--- START ---

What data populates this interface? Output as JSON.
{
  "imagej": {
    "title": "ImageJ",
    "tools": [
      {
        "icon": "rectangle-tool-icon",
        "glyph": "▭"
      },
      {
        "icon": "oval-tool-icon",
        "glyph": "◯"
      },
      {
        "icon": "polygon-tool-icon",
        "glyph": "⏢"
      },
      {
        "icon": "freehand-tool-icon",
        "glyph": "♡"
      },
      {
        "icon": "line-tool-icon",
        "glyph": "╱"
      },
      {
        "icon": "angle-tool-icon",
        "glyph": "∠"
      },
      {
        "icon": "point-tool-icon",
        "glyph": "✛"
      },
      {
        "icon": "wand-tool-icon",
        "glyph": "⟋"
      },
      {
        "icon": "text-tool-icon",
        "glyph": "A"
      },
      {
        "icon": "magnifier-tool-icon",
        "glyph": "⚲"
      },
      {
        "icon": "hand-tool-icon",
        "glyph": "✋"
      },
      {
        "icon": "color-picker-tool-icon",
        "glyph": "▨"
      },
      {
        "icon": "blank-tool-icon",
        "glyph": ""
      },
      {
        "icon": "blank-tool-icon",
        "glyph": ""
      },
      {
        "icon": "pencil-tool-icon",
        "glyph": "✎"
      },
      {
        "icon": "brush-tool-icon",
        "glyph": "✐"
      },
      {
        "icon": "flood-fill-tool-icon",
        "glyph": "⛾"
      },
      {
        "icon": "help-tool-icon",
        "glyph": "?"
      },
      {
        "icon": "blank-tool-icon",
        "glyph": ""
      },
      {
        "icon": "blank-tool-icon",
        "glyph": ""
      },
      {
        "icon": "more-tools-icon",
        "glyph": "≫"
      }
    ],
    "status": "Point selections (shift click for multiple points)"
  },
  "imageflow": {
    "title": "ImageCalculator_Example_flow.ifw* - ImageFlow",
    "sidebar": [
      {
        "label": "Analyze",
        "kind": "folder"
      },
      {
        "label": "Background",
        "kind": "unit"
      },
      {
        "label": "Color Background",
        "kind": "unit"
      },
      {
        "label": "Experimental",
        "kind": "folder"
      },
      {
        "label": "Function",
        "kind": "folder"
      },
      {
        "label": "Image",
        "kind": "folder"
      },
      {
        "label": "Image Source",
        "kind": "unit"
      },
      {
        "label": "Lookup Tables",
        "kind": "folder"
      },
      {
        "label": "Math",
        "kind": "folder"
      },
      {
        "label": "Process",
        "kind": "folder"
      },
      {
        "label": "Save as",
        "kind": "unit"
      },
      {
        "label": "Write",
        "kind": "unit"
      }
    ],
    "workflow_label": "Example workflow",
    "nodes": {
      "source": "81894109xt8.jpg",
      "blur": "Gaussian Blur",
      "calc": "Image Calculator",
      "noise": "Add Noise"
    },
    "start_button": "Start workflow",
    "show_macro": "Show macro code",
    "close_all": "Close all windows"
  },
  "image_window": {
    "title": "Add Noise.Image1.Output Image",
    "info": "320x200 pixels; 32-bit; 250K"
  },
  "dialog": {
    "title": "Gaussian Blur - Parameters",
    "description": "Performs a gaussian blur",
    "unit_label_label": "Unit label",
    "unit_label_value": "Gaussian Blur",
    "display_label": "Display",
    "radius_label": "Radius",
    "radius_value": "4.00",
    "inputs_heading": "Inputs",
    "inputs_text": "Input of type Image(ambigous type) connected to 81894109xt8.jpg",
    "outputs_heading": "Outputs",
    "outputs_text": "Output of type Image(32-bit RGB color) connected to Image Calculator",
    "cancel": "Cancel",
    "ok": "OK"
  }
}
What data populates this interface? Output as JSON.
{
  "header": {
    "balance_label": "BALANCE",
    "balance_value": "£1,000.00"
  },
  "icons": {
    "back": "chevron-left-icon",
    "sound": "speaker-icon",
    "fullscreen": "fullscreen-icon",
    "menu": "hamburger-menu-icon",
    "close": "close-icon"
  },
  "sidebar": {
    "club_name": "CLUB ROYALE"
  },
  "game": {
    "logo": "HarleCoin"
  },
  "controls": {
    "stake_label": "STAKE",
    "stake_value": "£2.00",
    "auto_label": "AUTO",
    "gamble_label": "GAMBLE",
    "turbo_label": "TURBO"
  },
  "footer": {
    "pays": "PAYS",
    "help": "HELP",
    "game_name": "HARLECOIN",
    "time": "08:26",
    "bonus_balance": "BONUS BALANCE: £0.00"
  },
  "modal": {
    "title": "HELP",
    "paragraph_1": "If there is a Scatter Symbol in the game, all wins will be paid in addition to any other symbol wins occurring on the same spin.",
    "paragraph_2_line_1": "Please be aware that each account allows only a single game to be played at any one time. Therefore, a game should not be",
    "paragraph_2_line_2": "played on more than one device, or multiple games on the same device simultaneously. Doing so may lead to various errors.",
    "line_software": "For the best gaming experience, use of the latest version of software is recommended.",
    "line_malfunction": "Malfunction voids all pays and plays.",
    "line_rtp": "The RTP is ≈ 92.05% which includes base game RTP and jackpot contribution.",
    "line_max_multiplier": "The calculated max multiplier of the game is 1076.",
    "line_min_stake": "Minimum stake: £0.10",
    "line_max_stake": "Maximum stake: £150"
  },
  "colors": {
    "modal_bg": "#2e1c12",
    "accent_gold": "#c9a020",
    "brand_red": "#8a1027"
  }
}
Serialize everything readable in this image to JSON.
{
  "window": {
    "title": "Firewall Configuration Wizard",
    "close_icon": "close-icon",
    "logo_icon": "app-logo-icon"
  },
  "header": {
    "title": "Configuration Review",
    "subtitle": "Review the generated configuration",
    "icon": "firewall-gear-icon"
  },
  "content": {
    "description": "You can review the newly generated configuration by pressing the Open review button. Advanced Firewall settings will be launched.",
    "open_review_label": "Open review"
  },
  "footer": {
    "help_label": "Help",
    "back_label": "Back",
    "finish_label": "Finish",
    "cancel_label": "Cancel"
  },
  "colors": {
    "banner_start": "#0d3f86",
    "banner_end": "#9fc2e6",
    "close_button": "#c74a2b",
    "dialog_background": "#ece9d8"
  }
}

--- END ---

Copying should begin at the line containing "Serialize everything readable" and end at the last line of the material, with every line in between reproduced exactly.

*Reply to the task:*
Serialize everything readable in this image to JSON.
{
  "window": {
    "title": "Firewall Configuration Wizard",
    "close_icon": "close-icon",
    "logo_icon": "app-logo-icon"
  },
  "header": {
    "title": "Configuration Review",
    "subtitle": "Review the generated configuration",
    "icon": "firewall-gear-icon"
  },
  "content": {
    "description": "You can review the newly generated configuration by pressing the Open review button. Advanced Firewall settings will be launched.",
    "open_review_label": "Open review"
  },
  "footer": {
    "help_label": "Help",
    "back_label": "Back",
    "finish_label": "Finish",
    "cancel_label": "Cancel"
  },
  "colors": {
    "banner_start": "#0d3f86",
    "banner_end": "#9fc2e6",
    "close_button": "#c74a2b",
    "dialog_background": "#ece9d8"
  }
}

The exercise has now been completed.